(Austral, informal) game as Ned Kelly, as game as Ned Kelly, extremely brave; indomitable
(usually foll by for) (informal) prepared or ready; willing: I’m game for a try
(intransitive) to play games of chance for money, stakes, etc; gamble
a less common word for lame1 game leg
Old English gamen “game, joy, fun, amusement,” common Germanic (cf. Old Frisian game “joy, glee,” Old Norse gaman, Old Saxon, Old High German gaman “sport, merriment,” Danish gamen, Swedish gamman “merriment”), regarded as identical with Gothic gaman “participation, communion,” from Proto-Germanic *ga- collective prefix + *mann “person,” giving a sense of “people together.”
Meaning “contest played according to rules” is first attested c.1300. Sense of “wild animals caught for sport” is late 13c.; hence fair game (1825), also gamey. Game plan is 1941, from U.S. football; game show first attested 1961.
“lame,” 1787, from north Midlands dialect, of unknown origin, perhaps a variant of gammy (tramps’ slang) “bad,” or from Old North French gambe “leg” (see gambol (n.)).
“brave, spirited,” 1725, especially in game-cock “bird for fighting,” from game (n.). Middle English had gamesome (adj.) “joyful, playful, sportive.”
Old English gamenian “to play, jest, joke;” see game (n.). Modern usages probably represent recent formations from the noun.
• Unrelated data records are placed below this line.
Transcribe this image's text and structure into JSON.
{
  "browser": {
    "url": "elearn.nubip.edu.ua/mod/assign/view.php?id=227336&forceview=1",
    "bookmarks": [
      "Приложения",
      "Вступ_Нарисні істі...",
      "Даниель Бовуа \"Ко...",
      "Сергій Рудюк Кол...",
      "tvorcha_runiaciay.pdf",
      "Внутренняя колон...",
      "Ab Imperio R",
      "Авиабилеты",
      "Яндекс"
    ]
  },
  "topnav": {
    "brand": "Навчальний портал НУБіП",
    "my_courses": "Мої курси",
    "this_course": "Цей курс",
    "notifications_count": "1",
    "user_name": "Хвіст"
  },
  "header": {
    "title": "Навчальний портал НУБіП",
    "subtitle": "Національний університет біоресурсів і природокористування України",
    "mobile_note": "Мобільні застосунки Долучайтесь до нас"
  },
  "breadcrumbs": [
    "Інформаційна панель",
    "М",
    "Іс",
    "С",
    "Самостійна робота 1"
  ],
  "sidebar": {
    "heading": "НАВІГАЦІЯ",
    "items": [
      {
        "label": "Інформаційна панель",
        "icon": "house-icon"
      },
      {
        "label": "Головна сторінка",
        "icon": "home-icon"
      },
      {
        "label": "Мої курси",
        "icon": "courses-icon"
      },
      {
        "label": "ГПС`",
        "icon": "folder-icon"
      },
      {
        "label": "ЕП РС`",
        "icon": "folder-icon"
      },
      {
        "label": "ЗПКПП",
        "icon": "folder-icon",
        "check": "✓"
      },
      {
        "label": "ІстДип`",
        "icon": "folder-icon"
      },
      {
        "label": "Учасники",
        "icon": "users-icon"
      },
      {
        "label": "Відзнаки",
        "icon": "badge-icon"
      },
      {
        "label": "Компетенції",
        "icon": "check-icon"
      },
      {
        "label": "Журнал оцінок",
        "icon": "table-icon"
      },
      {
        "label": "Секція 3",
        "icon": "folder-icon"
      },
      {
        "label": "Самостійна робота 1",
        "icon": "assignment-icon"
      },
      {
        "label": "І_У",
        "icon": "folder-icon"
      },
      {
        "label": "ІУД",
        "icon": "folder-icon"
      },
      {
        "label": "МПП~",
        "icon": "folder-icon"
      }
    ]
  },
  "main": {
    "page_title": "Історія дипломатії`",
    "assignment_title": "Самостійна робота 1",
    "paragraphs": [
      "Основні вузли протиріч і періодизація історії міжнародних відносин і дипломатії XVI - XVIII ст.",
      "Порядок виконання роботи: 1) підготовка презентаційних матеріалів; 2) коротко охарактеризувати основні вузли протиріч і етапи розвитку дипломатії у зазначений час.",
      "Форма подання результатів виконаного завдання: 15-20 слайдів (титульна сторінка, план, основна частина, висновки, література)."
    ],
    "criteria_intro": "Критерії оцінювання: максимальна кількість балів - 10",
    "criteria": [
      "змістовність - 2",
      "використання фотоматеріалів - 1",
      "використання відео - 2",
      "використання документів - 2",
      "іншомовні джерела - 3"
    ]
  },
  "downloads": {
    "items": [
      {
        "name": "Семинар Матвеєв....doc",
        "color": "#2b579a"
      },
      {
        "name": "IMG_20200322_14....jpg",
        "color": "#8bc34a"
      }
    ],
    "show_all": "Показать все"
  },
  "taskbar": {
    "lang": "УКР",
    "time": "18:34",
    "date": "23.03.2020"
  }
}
Related: Gamed; gaming.
One’s occupation; business; racket: He’s in the computer game these days (1860s+)
ahead of the game, badger game, ball game, con game, floating crap game, the name of the game, on one’s game, play games, skin game, a whole new ball game, a whole ‘nother
[geym-lee] /ˈgeɪm li/ adverb 1. in a or plucky manner: They struggled gamely. /ˈɡeɪmlɪ/ adverb 1. in a brave or sporting manner adv. “courageously,” 1861, from game (n.) + -ly (2).
noun 1. the person who controls a role-playing game.
[geym] /geɪm/ noun 1. an amusement or pastime: children’s games. 2. the material or equipment used in playing certain games: a store selling toys and games. 3. a competitive activity involving skill, chance, or endurance on the part of two or more persons who play according to a set of rules, usually for their own […]
noun 1. a game in which the outcome is determined by chance rather than by the skill of its players, as roulette.